Start of DATASET ENTRIES

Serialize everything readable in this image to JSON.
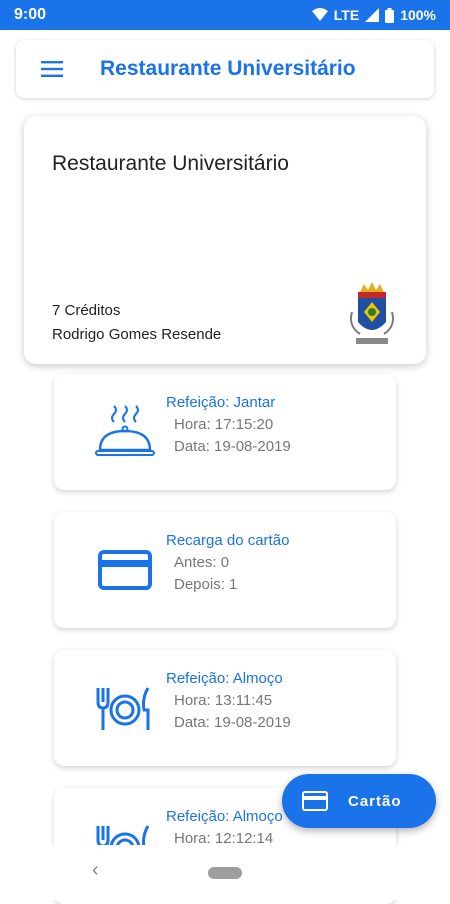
{
  "status_bar": {
    "time": "9:00",
    "network": "LTE",
    "battery": "100%"
  },
  "app_bar": {
    "title": "Restaurante Universitário"
  },
  "hero_card": {
    "title": "Restaurante Universitário",
    "credits": "7 Créditos",
    "user_name": "Rodrigo Gomes Resende"
  },
  "transactions": [
    {
      "title": "Refeição: Jantar",
      "line1": "Hora: 17:15:20",
      "line2": "Data: 19-08-2019",
      "icon": "cloche-icon"
    },
    {
      "title": "Recarga do cartão",
      "line1": "Antes: 0",
      "line2": "Depois: 1",
      "icon": "credit-card-icon"
    },
    {
      "title": "Refeição: Almoço",
      "line1": "Hora: 13:11:45",
      "line2": "Data: 19-08-2019",
      "icon": "plate-cutlery-icon"
    },
    {
      "title": "Refeição: Almoço",
      "line1": "Hora: 12:12:14",
      "line2": "",
      "icon": "plate-cutlery-icon"
    }
  ],
  "fab": {
    "label": "Cartão",
    "icon": "credit-card-icon"
  },
  "colors": {
    "primary": "#1a73e8",
    "text_secondary": "#777777"
  }
}
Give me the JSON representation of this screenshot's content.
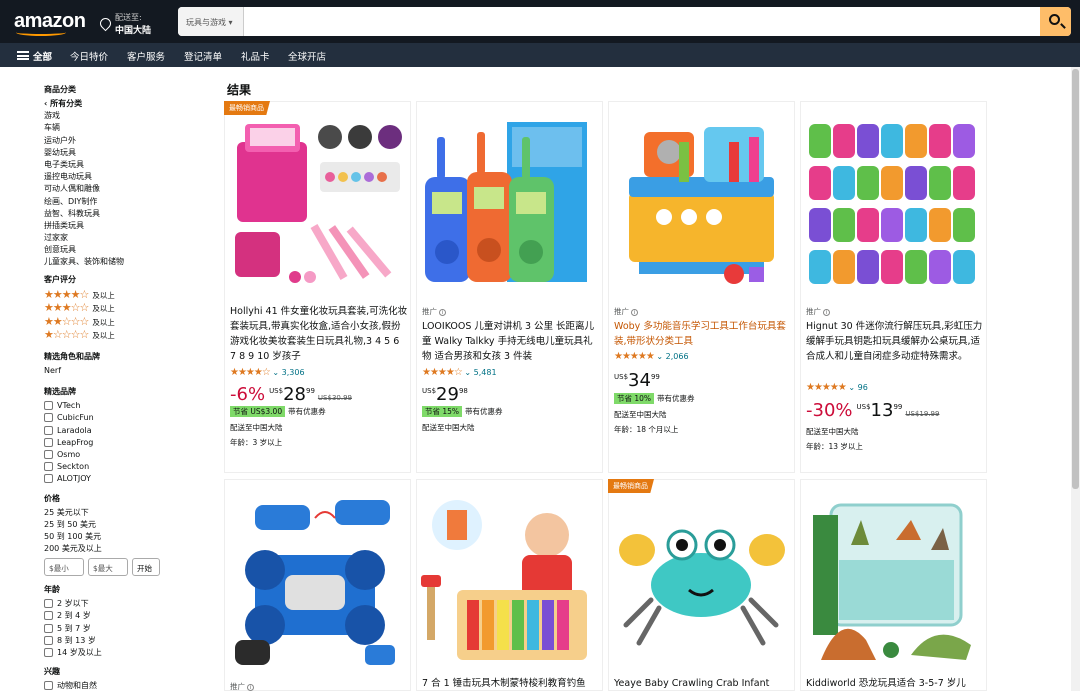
{
  "header": {
    "logo": "amazon",
    "deliver_to": "配送至:",
    "location": "中国大陆",
    "search_category": "玩具与游戏 ▾",
    "search_placeholder": ""
  },
  "subnav": {
    "all": "全部",
    "items": [
      "今日特价",
      "客户服务",
      "登记清单",
      "礼品卡",
      "全球开店"
    ]
  },
  "sidebar": {
    "category_title": "商品分类",
    "back": "‹ 所有分类",
    "categories": [
      "游戏",
      "车辆",
      "运动户外",
      "婴幼玩具",
      "电子类玩具",
      "遥控电动玩具",
      "可动人偶和雕像",
      "绘画、DIY制作",
      "益智、科教玩具",
      "拼插类玩具",
      "过家家",
      "创意玩具",
      "儿童家具、装饰和储物"
    ],
    "rating_title": "客户评分",
    "rating_rows": [
      {
        "stars": "★★★★☆",
        "label": "及以上"
      },
      {
        "stars": "★★★☆☆",
        "label": "及以上"
      },
      {
        "stars": "★★☆☆☆",
        "label": "及以上"
      },
      {
        "stars": "★☆☆☆☆",
        "label": "及以上"
      }
    ],
    "character_title": "精选角色和品牌",
    "character_items": [
      "Nerf"
    ],
    "brand_title": "精选品牌",
    "brands": [
      "VTech",
      "CubicFun",
      "Laradola",
      "LeapFrog",
      "Osmo",
      "Seckton",
      "ALOTJOY"
    ],
    "price_title": "价格",
    "prices": [
      "25 美元以下",
      "25 到 50 美元",
      "50 到 100 美元",
      "200 美元及以上"
    ],
    "min_placeholder": "$最小",
    "max_placeholder": "$最大",
    "go": "开始",
    "age_title": "年龄",
    "ages": [
      "2 岁以下",
      "2 到 4 岁",
      "5 到 7 岁",
      "8 到 13 岁",
      "14 岁及以上"
    ],
    "interest_title": "兴趣",
    "interest_first": "动物和自然"
  },
  "results_title": "结果",
  "products": [
    {
      "badge": "最畅销商品",
      "title": "Hollyhi 41 件女童化妆玩具套装,可洗化妆套装玩具,带真实化妆盒,适合小女孩,假扮游戏化妆美妆套装生日玩具礼物,3 4 5 6 7 8 9 10 岁孩子",
      "rating": "★★★★☆",
      "reviews": "3,306",
      "discount": "-6%",
      "currency": "US$",
      "whole": "28",
      "fraction": "99",
      "list_price": "US$30.99",
      "save_tag": "节省 US$3.00",
      "save_text": "带有优惠券",
      "ship": "配送至中国大陆",
      "age": "年龄：3 岁以上"
    },
    {
      "sponsored": "推广",
      "title": "LOOIKOOS 儿童对讲机 3 公里 长距离儿童 Walky Talkky 手持无线电儿童玩具礼物 适合男孩和女孩 3 件装",
      "rating": "★★★★☆",
      "reviews": "5,481",
      "currency": "US$",
      "whole": "29",
      "fraction": "98",
      "save_tag": "节省 15%",
      "save_text": "带有优惠券",
      "ship": "配送至中国大陆"
    },
    {
      "sponsored": "推广",
      "title": "Woby 多功能音乐学习工具工作台玩具套装,带形状分类工具",
      "rating": "★★★★★",
      "reviews": "2,066",
      "currency": "US$",
      "whole": "34",
      "fraction": "99",
      "save_tag": "节省 10%",
      "save_text": "带有优惠券",
      "ship": "配送至中国大陆",
      "age": "年龄：18 个月以上"
    },
    {
      "sponsored": "推广",
      "title": "Hignut 30 件迷你流行解压玩具,彩虹压力缓解手玩具钥匙扣玩具缓解办公桌玩具,适合成人和儿童自闭症多动症特殊需求。",
      "rating": "★★★★★",
      "reviews": "96",
      "discount": "-30%",
      "currency": "US$",
      "whole": "13",
      "fraction": "99",
      "list_price": "US$19.99",
      "ship": "配送至中国大陆",
      "age": "年龄：13 岁以上"
    },
    {
      "sponsored": "推广",
      "title": ""
    },
    {
      "title": "7 合 1 锤击玩具木制蒙特梭利教育钓鱼"
    },
    {
      "badge": "最畅销商品",
      "title": "Yeaye Baby Crawling Crab Infant"
    },
    {
      "title": "Kiddiworld 恐龙玩具适合 3-5-7 岁儿"
    }
  ],
  "colors": {
    "header": "#131921",
    "subnav": "#232f3e",
    "accent": "#febd69",
    "badge": "#e47911",
    "star": "#de7921"
  }
}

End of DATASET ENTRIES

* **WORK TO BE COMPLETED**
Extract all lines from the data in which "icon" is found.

* **RESULT FOR THIS EXERCISE**
      "icon": "cloche-icon"
      "icon": "credit-card-icon"
      "icon": "plate-cutlery-icon"
      "icon": "plate-cutlery-icon"
    "icon": "credit-card-icon"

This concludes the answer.